Yet Utah's fire risk did increase in July, Seaman said.

Why August could be a 'mixed bag'

For those who aren't a fan of the heat, there is relief in sight — and already here.

Monsoonal moisture started to return to Utah at the end of July and continues to move through the state to start August. KSL meteorologist Matt Johnson explained that a low-pressure system set up southwest of Utah Tuesday helped push precipitation up from Arizona, producing scattered showers and thunderstorms across the state. It led to some flash flooding events in Utah's canyons.

This pattern is expected to continue Wednesday and into parts of Thursday.

"I'm calling it a case of the haves and have-nots, because not everybody gets the rain," he said.

High temperatures may only top out in the upper 80s and lower 90s along the Wasatch Front this week, as well. Full seven-day forecasts for areas across Utah can be found online, at the KSL Weather Center.

This trend may also continue throughout the month. The weather service's Climate Prediction Center released its final August long-range outlook on Monday, placing most of Utah in "equal chances" when it comes to temperatures and precipitation. That means there is no clear indication of whether it will be hotter, colder, wetter or drier than normal this month.

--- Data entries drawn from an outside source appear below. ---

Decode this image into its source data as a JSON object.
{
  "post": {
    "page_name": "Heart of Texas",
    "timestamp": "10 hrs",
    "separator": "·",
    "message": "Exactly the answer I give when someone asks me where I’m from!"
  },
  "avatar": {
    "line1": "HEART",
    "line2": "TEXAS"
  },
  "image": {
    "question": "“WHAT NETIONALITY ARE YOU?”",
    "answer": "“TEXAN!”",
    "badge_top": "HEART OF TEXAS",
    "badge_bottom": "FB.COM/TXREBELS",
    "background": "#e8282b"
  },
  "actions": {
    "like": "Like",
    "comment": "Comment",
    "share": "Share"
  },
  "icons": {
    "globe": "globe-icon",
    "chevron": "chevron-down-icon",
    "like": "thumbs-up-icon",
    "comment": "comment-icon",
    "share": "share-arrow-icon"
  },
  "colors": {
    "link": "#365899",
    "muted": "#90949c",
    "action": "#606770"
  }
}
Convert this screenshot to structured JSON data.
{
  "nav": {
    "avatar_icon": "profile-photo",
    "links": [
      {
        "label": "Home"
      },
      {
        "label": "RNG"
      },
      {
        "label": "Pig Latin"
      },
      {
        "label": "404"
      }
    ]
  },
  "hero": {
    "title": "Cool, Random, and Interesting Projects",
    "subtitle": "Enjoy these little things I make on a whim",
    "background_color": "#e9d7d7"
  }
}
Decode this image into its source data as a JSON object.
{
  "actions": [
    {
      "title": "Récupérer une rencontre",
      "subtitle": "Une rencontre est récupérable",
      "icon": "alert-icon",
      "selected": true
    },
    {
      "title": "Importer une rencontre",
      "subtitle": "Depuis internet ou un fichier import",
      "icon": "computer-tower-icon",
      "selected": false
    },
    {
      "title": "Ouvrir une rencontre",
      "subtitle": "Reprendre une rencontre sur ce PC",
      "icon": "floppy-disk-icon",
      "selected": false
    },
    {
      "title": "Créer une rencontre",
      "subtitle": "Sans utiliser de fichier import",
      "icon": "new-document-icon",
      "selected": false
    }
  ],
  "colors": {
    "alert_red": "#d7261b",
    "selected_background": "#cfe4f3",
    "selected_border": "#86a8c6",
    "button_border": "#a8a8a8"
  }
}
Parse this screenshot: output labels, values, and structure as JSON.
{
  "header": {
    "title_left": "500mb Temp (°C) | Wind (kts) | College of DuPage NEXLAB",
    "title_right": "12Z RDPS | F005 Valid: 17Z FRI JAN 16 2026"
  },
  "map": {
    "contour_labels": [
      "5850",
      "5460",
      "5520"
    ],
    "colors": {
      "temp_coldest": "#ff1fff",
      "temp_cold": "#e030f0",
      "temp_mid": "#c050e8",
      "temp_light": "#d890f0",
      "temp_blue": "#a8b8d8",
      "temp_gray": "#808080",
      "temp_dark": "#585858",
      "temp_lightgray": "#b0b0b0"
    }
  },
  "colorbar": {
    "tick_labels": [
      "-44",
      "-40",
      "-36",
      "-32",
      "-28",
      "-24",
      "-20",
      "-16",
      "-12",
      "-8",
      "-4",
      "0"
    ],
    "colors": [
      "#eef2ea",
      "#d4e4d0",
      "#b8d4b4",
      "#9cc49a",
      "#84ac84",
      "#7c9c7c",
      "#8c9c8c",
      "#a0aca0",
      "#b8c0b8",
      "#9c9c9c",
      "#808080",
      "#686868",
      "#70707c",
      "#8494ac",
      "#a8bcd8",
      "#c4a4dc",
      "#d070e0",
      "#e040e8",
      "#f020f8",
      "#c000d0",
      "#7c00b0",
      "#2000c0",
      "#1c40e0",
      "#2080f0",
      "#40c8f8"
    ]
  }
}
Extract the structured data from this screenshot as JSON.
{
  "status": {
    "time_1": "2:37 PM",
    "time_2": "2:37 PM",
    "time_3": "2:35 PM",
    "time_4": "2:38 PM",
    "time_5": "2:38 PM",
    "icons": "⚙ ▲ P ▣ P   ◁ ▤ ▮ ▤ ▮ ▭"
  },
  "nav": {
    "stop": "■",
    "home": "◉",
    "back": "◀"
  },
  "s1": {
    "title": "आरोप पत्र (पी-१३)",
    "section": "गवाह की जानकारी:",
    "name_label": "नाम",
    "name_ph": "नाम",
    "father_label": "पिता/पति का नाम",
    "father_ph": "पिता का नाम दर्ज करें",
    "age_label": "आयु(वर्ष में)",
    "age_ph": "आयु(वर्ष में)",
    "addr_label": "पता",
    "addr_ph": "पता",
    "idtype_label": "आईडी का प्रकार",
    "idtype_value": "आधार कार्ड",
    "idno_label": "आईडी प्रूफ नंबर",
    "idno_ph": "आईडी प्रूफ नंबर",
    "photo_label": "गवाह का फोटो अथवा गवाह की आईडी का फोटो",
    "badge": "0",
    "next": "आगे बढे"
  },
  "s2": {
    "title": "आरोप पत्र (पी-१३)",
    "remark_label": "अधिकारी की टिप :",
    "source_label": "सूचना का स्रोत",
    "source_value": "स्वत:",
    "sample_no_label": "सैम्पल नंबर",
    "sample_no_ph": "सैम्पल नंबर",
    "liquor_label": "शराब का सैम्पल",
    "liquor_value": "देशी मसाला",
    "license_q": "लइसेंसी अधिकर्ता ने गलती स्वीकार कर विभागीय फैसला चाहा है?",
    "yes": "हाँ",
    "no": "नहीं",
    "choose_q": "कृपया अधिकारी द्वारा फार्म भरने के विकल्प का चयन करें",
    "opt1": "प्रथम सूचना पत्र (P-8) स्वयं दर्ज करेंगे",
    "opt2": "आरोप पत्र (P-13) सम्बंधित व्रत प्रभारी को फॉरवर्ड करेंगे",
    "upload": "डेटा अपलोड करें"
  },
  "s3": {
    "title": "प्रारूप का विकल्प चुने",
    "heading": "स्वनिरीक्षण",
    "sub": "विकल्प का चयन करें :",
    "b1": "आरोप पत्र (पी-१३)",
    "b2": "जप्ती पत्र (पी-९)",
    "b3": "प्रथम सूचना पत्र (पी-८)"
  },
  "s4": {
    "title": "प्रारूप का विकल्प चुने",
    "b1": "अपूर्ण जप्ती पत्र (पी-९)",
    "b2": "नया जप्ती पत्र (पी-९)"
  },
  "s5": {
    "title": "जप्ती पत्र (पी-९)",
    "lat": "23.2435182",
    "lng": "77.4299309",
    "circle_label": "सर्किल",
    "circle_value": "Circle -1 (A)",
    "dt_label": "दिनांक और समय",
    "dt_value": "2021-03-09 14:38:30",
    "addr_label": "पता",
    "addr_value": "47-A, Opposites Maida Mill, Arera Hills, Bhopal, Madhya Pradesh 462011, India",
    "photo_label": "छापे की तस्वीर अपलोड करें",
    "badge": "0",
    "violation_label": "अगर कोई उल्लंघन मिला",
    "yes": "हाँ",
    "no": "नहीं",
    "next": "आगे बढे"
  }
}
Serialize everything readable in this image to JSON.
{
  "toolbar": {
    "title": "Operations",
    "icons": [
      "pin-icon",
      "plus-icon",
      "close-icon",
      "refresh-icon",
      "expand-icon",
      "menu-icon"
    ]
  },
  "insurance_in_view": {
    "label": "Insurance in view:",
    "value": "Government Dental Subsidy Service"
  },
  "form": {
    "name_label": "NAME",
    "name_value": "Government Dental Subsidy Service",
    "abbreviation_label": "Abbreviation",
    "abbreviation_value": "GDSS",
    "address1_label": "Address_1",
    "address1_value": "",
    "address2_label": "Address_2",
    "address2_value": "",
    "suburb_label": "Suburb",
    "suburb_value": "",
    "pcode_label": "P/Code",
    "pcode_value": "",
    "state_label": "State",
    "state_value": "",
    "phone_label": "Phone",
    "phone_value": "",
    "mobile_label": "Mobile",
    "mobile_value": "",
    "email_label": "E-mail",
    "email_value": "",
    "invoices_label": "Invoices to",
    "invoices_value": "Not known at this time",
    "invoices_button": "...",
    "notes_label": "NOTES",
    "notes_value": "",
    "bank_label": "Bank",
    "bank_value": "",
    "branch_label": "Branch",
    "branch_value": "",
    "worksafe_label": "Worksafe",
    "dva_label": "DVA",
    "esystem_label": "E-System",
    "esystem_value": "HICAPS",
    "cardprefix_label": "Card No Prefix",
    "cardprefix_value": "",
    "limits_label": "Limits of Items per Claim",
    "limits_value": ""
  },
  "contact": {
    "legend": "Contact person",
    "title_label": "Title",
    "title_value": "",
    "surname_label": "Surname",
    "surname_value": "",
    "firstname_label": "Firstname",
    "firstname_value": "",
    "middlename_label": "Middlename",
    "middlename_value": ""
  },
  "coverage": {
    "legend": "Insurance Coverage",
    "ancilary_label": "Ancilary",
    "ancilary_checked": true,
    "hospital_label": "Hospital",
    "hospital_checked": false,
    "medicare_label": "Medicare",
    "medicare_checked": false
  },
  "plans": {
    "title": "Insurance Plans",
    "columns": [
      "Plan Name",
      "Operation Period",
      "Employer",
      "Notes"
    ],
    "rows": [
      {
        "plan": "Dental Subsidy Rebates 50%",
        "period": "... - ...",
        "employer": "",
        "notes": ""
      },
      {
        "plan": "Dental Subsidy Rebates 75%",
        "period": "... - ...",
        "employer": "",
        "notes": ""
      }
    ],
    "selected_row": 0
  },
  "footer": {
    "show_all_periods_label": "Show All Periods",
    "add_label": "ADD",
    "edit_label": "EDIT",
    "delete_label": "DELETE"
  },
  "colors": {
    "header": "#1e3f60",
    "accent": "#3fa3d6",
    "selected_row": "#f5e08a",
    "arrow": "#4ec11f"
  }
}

These maps show the long-range temperature (left) and precipitation (right) probabilities in the U.S. this August.
These maps show the long-range temperature (left) and precipitation (right) probabilities in the U.S. this August. | National Weather Service Climate Prediction Center

A large section of western Utah has a greater probability of above-normal heat, while parts of northern Utah have a slightly greater probability for above-normal precipitation. That said, Salt Lake City's August precipitation normal is only 0.58 inches, so it may not be that much rain.

Seaman said the outlook indicates there is a possibility that conditions will be closer to normal than what Utah's weather has been this year. August typically tends to bring days of monsoonal showers and clear-sky days, with some heat and cooldowns mixed in between.

"That's kind of what we're looking at," he said. "We're not going to be in a pattern where we see a strong monsoon surge of moisture for a long period of time. It's going to be kind of a hit-and-miss month, where we get a little bit of moisture here and there, a little bit of dry; we'll have some hot days and some cooler, rainy days — kind of a mixed bag that we're looking at."